As a composer, Haydn will always be spoken of with reverence. He was the founder of the Viennese school of composition. His career began at the time when the accepted conventions of the Palestrinesque school of counterpoint had been abandoned as the last word in music. A craving for more liberty of style and greater breadth of conception was felt among the musicians of Haydn's day, and, catering to the growing taste, he built up a school of composition which became so popular, through his contributions and those of Mozart and Beethoven, that history has made it the starting point of modern composition. He has been hailed as the "father of instrumentation", the "inventor of the symphony", the "creator of modern chamber music". His instrumental compositions include 125 symphonies, 31 concertos, 77 quartets, 30 trios, and more than 300 compositions for wind and string instruments.

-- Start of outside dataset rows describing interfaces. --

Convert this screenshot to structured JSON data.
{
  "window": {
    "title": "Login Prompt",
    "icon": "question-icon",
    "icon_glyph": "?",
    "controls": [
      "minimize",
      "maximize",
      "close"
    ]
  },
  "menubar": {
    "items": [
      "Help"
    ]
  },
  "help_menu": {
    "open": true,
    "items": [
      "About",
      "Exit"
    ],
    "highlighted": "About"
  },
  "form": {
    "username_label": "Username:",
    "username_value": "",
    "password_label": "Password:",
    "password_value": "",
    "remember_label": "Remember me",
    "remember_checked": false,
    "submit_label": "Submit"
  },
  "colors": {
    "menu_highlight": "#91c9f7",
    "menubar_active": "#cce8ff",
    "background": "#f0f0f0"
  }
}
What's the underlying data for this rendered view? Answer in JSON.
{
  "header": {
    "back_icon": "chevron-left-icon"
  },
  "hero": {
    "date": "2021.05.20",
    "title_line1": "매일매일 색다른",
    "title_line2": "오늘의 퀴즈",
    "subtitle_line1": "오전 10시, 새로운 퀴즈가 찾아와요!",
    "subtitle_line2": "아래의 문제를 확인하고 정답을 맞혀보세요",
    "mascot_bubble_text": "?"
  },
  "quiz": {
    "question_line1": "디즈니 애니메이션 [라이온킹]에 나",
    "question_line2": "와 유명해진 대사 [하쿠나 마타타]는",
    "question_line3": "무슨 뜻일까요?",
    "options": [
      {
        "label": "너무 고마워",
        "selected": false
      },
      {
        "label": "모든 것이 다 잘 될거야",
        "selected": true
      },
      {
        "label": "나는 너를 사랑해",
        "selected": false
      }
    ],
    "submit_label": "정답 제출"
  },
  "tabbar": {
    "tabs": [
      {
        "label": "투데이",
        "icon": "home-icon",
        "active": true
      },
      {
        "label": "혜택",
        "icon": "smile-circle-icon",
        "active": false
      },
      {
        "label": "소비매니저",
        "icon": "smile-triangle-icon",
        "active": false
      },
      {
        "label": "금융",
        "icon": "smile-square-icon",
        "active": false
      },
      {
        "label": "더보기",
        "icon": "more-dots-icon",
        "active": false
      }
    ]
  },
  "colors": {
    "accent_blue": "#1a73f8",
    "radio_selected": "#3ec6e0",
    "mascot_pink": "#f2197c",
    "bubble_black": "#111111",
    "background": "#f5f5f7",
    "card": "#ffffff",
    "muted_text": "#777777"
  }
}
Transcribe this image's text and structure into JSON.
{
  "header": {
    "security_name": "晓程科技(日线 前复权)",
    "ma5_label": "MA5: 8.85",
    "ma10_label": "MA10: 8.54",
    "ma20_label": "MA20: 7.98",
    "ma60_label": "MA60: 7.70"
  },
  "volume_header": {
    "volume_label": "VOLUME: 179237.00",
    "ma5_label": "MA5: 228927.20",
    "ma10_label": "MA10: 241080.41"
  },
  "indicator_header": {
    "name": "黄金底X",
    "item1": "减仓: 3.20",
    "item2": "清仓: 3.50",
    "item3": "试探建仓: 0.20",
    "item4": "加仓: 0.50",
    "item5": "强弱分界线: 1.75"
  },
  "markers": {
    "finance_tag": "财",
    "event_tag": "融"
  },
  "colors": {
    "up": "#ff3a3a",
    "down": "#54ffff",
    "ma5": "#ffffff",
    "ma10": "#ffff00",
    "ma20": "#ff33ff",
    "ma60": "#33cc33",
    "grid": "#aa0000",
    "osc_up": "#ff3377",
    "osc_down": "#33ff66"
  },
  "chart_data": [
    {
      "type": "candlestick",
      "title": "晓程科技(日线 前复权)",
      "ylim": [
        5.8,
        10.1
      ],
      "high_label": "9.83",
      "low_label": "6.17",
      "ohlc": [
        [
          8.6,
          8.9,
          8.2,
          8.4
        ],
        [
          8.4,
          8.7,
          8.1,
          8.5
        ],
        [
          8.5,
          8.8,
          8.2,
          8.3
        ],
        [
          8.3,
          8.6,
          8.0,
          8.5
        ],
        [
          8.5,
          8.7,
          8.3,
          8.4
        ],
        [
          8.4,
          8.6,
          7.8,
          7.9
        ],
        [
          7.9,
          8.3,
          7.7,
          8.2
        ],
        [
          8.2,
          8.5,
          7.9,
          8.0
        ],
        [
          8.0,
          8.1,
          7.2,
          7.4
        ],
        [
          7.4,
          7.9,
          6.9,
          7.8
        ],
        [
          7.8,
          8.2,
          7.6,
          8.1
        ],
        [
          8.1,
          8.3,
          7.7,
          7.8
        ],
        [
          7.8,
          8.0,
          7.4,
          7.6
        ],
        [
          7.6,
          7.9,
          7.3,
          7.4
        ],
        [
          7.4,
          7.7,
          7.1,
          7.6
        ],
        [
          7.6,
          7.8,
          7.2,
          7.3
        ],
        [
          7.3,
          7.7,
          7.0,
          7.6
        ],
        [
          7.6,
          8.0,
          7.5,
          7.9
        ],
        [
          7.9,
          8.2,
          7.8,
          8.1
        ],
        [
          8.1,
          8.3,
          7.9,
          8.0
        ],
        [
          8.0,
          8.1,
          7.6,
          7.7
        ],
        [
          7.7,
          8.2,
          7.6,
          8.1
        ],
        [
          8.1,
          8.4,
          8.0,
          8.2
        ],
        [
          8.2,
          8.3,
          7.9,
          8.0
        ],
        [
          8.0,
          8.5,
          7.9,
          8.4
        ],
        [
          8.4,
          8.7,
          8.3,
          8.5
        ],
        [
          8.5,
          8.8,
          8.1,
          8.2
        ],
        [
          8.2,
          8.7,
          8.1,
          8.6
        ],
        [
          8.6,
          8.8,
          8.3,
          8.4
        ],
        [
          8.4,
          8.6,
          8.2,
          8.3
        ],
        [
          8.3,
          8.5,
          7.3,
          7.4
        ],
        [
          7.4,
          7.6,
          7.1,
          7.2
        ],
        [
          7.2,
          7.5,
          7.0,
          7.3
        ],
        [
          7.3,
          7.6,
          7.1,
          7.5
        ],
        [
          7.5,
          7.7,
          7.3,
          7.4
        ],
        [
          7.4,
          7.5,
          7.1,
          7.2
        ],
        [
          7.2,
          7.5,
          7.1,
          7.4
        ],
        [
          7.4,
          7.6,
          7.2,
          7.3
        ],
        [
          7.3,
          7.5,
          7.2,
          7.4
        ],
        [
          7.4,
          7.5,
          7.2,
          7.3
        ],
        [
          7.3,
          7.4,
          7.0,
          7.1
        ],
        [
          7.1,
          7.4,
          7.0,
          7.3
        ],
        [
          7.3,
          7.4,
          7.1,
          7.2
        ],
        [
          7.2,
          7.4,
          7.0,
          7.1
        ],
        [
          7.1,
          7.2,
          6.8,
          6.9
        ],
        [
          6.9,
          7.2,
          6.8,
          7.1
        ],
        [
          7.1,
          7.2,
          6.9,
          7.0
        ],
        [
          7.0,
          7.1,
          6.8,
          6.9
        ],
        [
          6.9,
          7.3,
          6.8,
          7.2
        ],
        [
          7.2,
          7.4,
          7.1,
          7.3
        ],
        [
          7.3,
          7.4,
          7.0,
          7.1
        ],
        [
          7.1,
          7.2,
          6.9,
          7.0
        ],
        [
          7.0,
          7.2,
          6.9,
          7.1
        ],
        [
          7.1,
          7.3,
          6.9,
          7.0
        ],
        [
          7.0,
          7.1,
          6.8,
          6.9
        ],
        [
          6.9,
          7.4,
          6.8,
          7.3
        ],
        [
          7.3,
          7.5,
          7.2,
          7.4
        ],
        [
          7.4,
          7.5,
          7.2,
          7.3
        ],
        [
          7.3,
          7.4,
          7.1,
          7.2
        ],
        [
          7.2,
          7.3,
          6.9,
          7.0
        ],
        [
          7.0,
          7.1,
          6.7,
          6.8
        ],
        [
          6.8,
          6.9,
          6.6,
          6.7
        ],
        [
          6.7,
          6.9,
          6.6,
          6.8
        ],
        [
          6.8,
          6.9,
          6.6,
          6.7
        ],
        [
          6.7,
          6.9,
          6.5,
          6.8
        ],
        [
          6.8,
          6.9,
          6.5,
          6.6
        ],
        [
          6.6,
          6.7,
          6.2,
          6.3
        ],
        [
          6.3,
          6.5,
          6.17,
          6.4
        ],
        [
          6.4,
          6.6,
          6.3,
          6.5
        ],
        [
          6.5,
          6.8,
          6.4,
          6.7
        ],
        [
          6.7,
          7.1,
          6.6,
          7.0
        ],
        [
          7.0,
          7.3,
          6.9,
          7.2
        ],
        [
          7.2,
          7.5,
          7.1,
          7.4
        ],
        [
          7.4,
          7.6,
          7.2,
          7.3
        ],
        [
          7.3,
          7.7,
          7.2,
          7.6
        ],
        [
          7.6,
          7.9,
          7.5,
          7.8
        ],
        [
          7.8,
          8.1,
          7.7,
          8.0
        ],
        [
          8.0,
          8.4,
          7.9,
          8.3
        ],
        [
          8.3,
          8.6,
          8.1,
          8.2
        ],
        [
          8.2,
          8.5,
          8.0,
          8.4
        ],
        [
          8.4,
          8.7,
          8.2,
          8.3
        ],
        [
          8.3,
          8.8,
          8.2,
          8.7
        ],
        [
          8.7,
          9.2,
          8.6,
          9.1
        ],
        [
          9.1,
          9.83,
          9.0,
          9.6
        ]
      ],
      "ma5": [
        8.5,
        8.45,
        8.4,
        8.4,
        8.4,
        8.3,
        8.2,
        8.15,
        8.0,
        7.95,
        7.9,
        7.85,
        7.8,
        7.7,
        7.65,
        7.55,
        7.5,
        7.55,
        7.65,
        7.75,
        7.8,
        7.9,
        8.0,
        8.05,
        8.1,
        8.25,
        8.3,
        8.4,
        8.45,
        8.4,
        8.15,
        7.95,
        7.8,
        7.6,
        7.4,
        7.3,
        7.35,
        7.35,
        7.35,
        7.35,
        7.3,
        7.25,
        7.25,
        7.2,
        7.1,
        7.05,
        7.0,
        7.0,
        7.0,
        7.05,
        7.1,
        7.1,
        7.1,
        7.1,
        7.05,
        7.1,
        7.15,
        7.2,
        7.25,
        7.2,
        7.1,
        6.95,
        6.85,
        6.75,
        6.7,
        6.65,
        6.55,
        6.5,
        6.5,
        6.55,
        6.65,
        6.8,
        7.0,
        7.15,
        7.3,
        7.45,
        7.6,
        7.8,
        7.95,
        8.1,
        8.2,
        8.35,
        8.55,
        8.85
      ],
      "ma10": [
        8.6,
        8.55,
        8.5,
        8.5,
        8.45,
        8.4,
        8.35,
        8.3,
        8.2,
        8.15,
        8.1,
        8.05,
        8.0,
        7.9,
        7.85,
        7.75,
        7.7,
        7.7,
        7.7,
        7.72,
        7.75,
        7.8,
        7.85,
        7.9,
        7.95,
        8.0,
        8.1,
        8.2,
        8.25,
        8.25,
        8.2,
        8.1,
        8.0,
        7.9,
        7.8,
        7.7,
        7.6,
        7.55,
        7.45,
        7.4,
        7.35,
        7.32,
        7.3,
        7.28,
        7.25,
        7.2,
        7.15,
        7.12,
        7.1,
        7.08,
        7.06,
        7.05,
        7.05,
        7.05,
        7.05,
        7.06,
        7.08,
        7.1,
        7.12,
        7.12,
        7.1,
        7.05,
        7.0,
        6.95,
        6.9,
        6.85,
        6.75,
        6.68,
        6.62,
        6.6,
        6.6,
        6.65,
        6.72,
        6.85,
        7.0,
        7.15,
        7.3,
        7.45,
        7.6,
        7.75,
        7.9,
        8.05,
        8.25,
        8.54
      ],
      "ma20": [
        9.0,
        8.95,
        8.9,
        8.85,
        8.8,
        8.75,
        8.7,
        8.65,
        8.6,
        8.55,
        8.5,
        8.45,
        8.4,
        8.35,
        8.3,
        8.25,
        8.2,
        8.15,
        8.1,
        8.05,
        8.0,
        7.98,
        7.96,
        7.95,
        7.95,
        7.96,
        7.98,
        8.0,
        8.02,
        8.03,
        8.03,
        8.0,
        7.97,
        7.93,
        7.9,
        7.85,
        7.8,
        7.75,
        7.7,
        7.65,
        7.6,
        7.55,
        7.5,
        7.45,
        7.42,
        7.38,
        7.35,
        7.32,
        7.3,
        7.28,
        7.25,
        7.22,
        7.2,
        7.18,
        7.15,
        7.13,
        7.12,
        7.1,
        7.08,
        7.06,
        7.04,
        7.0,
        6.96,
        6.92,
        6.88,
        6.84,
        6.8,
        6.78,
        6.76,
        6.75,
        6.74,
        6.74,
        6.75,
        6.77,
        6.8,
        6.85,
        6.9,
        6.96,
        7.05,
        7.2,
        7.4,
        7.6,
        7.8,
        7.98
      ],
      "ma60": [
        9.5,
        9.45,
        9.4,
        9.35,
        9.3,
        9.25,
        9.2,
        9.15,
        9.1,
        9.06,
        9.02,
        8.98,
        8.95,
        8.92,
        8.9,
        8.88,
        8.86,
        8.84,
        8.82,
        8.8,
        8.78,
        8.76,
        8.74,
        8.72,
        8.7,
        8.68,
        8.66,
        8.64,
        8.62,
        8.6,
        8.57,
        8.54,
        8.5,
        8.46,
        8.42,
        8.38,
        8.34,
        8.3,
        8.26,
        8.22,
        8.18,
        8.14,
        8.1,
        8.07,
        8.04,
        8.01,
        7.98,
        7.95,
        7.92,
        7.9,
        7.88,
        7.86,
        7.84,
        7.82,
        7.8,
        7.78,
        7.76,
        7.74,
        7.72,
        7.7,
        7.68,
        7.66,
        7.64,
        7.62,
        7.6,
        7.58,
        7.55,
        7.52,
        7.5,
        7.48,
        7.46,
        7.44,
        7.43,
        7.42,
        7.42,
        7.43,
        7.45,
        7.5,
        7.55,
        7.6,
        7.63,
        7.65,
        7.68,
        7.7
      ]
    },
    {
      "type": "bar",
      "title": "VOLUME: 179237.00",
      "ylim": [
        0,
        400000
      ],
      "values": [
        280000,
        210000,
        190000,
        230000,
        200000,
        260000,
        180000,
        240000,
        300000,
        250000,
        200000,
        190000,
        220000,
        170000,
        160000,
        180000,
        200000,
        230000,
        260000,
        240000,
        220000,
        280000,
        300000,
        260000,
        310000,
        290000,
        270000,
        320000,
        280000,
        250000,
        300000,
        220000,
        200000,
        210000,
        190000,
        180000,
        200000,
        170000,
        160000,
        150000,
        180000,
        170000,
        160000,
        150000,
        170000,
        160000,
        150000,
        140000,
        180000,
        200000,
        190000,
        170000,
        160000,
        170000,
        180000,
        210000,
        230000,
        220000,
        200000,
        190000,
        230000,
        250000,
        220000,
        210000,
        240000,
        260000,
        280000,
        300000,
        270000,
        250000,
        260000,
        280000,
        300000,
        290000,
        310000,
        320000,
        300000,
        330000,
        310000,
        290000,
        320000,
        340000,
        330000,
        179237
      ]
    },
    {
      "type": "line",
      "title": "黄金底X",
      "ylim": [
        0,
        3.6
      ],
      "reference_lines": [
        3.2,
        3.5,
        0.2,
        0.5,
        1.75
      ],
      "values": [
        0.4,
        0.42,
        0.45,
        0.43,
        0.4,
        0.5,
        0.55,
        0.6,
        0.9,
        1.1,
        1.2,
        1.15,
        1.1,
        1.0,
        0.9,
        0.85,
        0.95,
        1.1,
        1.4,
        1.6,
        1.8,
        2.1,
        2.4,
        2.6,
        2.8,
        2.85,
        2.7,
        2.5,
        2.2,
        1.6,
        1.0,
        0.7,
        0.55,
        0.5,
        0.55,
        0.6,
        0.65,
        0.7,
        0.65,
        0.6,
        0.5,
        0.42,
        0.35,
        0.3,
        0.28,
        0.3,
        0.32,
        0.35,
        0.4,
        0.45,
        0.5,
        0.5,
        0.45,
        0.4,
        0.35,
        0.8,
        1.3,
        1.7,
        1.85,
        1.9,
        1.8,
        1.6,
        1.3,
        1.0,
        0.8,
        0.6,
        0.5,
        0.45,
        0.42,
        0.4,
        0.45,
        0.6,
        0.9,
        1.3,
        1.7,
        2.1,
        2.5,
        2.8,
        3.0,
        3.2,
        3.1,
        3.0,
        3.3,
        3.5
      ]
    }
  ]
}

His contributions to ecclesiastical music comprise 14 Masses, 1 Stabat Mater, 2 Te Deums, and 34 offertories and anthems. Haydn's "Masses" have been particularly popular, especially in Germany, and have many features which recommend them, but the reform of Church music instituted by Pope Pius X has equivalently debarred them from use at liturgical services, in some instances on account of the alterations and repetitions effected in the text, and in others because of the operatic character of the music itself, which Mendelssohn is reported to have styled "scandalously gay". In the field of vocal writing Haydn was not notably successful; his solos are not on the same level as his other works, but his three and four part songs are generally accorded the same high appreciation given to his more pretentious efforts. In opera, he cannot be said to have achieved any remarkable success. Although he contributed over twenty compositions to the operatic repertoire, not one of them or all of them together made the impression so widely felt at the hearing of his oratorios. His best known operas are "Acide e Galatea" and "Orfeo". The works which have made Haydn's name immortal are his oratorios, not so much because of their intrinsic merit musically, but because of the appeal they have made to popular taste. The composition of the "Creation" was suggested to Haydn by Salomon as the crowning effort of his great career. It was received enthusiastically in Vienna, London and Paris, and until a quarter of a century ago it divided popularity with the masterpieces of Handel. The other well-known oratorios of Haydn are "The Seasons", the "Seven Last Words of Christ", the "Return of Tobias".
POHL, Mozart and Haydn (Vienna, 1867); HADOW, A Croatian composer (1897); MASON, Beethoven and his Forerunners (1904); HADOW, The Viennese Period in Oxford History of Music, V (1904); POHL in GROVE, Dictionary of Music and Musicians, s.v. (New York, 1906).
William J. Finn.